MathOverflow is a question and answer site for professional mathematicians. Join them; it only takes a minute:

Sign up
Here's how it works:
  1. Anybody can ask a question
  2. Anybody can answer
  3. The best answers are voted up and rise to the top

Consider a (locally) compact Abelian group G and a compact neighborhood $C$ of the identity ($0$) of $G$. Is it possible to find a non-trivial (i.e., $\phi(0)\neq 0$) continuous, positive (with real non-negative image), positive-definite and absolutely integrable function $\phi :G\to \mathbb C$ (in symbols $\phi\in L^1(G)^+\cap P(G)$) whose support (the closure in $G$ of the set of points with non-zero image) is contained in $C$?

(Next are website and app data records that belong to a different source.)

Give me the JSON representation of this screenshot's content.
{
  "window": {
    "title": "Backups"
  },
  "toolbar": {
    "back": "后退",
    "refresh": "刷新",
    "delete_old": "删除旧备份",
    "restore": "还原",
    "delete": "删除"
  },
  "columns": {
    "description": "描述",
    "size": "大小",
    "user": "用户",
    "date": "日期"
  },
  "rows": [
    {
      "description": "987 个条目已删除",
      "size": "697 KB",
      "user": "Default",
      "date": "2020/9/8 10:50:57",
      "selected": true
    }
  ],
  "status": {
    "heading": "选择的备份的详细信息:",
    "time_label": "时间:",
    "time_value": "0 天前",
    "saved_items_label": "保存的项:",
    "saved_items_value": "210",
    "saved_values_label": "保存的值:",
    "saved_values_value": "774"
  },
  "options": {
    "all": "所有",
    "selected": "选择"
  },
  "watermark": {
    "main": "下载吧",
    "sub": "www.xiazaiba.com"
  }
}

As I do not need a solution for all the compact neighborhoods but only for a cofinal subset of the family of such neighborhoods (ordered by inclusion) we can restrict to symmetric neighborhoods (i.e., $C=-C$). For such $C$, my idea was to find a compact symmetric neighborhood $C'\subseteq C$ such that $C'+C'\subseteq C$ and take as $\phi$ the convolution of $\chi_{C'}$ with itself. Since $\chi_{C'}(x)=\overline{\chi_{C'}(-x)}$, one easily obtains that $\phi$ is positive-definite. It is also easily verified that $\phi$ is absolutely integrable and positive. What about continuity? Does this work?

share|cite|improve this question
Sounds like a homework problem. – Nik Weaver Jul 4 '12 at 13:24
no... it's not an homework... I need it just to understand a proof by Justin Peters in this paper [ Justin Peters, {\em Entropy on discrete abelian groups}. Adv. in Math. 33 (1979), no. 1, 1–13. ]. The problem is that my background is in module/ring theory... probably my question may seem stupid to experts. Anyway, any help is welcome. – Simone Virili Jul 4 '12 at 13:32
You can use the dominated convergence theorem to prove that the convolution of any two bounded functions is sequentially continuous. Probably this means it's continuous for any LCA group, but possibly there are pathological exceptions, I don't know. Your main question is more easily answered by starting with any nonzero continuous function $f$ supported on C' (which exists by Urysohn's lemma), then letting $\phi$ be $f$ convolved with $\overline{f(-x)}$. – Nik Weaver Jul 4 '12 at 15:52
If I interpret correctly your suggestion, one takes a compact neighborhood $C$ and a compact neighborhood $C'$ so that $C'+C'\subseteq C$. We can take an open neighborhood of $0$, $C''\subseteq C'$. Then ${0}$ and $G\setminus C''$ are two closed disjoint subsets of $G$ and, by Urysohn's lemma one can find a continuous function $$f: G \rightarrow [0,1]$$ such that $f(0)=1$ and $f$ is trivial on $G\setminus C''$, which implies that the support of $f$ is contained in $C'$. Now the convolution $\phi$ of $f$ with $\overline{f(-\ldots)}$ is the correct function. Many thanks, it perfectly works! – Simone Virili Jul 4 '12 at 16:13
Yes, that's right. You're welcome! – Nik Weaver Jul 4 '12 at 18:39

Your Answer


By posting your answer, you agree to the privacy policy and terms of service.

Browse other questions tagged or ask your own question.